Exercise is increasingly recommended by health professionals to help combat depression and anxiety. Why? Because physical activity releases the hormones responsible for naturally lifting our mood called serotonin and dopamine.6 Exercise can also have positive indirect effects on our well-being as it can make us feel more positive about our bodies and increase overall confidence. Physical activity doesn’t have to be a chore, exercising with friends not only makes it more fun but keeps you socially connected which is a key way of maintaining good mental health. It may be more difficult with lockdown measures, but why not link up with friends for a zoom workout class?

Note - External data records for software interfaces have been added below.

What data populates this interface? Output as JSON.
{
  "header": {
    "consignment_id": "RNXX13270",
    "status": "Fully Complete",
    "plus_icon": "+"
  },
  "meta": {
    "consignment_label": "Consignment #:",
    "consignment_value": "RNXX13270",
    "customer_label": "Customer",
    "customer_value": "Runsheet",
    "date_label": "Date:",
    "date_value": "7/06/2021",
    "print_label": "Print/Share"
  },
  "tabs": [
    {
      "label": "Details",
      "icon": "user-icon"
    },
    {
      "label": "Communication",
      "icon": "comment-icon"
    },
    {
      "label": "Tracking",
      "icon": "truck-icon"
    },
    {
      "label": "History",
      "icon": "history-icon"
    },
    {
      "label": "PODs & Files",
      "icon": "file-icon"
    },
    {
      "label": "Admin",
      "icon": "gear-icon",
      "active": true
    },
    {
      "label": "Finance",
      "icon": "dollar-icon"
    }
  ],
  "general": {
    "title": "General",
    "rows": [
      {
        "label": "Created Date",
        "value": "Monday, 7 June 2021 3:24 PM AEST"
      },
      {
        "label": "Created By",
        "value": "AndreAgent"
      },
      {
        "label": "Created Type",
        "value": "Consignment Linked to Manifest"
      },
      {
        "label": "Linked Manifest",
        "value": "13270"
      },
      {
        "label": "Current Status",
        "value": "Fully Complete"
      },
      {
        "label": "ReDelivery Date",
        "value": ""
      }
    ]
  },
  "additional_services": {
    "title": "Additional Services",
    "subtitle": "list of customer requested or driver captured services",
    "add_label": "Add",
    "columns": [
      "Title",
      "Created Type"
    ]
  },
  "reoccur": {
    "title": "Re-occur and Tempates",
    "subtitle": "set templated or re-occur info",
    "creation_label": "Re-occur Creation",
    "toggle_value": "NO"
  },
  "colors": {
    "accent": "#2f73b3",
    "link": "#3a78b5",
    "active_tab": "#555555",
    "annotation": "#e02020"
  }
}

Keeping active can also keep your level of stress hormones down and provide a necessary break from other worries and distractions.
‘Jog’ your memory!
Memory loss and the onset of dementia are a worrying prospect but luckily, the future is not entirely out of your hands. Yes, you guessed it, exercising makes a difference! In late adulthood, the area of the brain involved with memory and learning (the hippocampus) shrinks, increasing the risk for dementia. Studies have shown that physical exercise increases the size of the Hippocampus7, One study in particular, showed that exercise increased hippocampal volume in older adults by 2% . Those in the control group saw their hippocampal volume decline BUT those with higher fitness levels saw a slower rate of decline, suggesting regular exercise protects against age-induced volume loss, reducing the risk of dementia.8
But exercise doesn’t just prevent cognitive decline in old age, it’s also been shown to boost academic performance in young people. A maths teacher who ran the school rowing team wanted to counter objections from parents to the number of training hours by comparing the academic performance of the rowers with the rest of the school. Over the four years of his investigation, he found that the rowers consistently got better exam results than their non-rowing peers!
So there you have it! Exercise is a crucial way of preventing, as well as curing physical and mental health conditions. Being active has both immediate and long-term benefits, from lifting your mood to extending your life-expectancy in the long-’run’ (no pun intended!)
The good news is that you don’t have to be a die-hard gym-goer to reap the benefits of exercise. You just need to make sure you do at least 150 minutes of exercise at moderate intensity. This means activity that makes you sweat and gets your heart rate up such as running cycling or swimming. But don’t forget to stay active when you can, even if you’re not doing an activity classed as “exercise”. Dancing, taking the stairs, walking whilst you’re on the phone- all this adds up!
1. NHS. Benefits of Exercise [Internet]. 2018 [cited 2020Jun25]. Available from: https://www.nhs.uk/live-well/exercise/exercise-health-benefits/
3. Goulding P. What is resistance training? [Internet]. 2018 [cited 2020Jun25]. Available from: https://www.nuffieldhealth.com/article/what-is-resistance-training
4. Belardinelli, R., Lacalaprice, F., Faccenda, E., Purcaro, A. and Perna, G., 2005. Effects of short-term moderate exercise training on sexual function in male patients with chronic stable heart failure. International Journal of Cardiology, 101(1), pp.83-90.
5. Lorenz, T. and Meston, C., 2013. EXERCISE IMPROVES SEXUAL FUNCTION IN WOMEN TAKING ANTIDEPRESSANTS: RESULTS FROM A RANDOMIZED CROSSOVER TRIAL. Depression and Anxiety, 31(3), pp.188-195.
6. Folkins, C., 1976. Effects of physical training on mood. Journal of Clinical Psychology, 32(2), pp.385-388.
7. Thomas, A., Dennis, A., Rawlings, N., Stagg, C., Matthews, L., Morris, M., Kolind, S., Foxley, S., Jenkinson, M., Nichols, T., Dawes, H., Bandettini, P. and Johansen-Berg, H., 2016. Multi-modal characterization of rapid anterior hippocampal volume increase associated with aerobic exercise. NeuroImage, 131, pp.162-170.
8. Erickson, K., Voss, M., Prakash, R., Basak, C., Szabo, A., Chaddock, L., Kim, J., Heo, S., Alves, H., White, S., Wojcicki, T., Mailey, E., Vieira, V., Martin, S., Pence, B., Woods, J., McAuley, E. and Kramer, A., 2011. Exercise training increases size of hippocampus and improves memory. Proceedings of the National Academy of Sciences, [online] 108(7), pp.3017-3022. Available at: <https://pubmed.ncbi.nlm.nih.gov/21282661/> [Accessed 25 June 2020].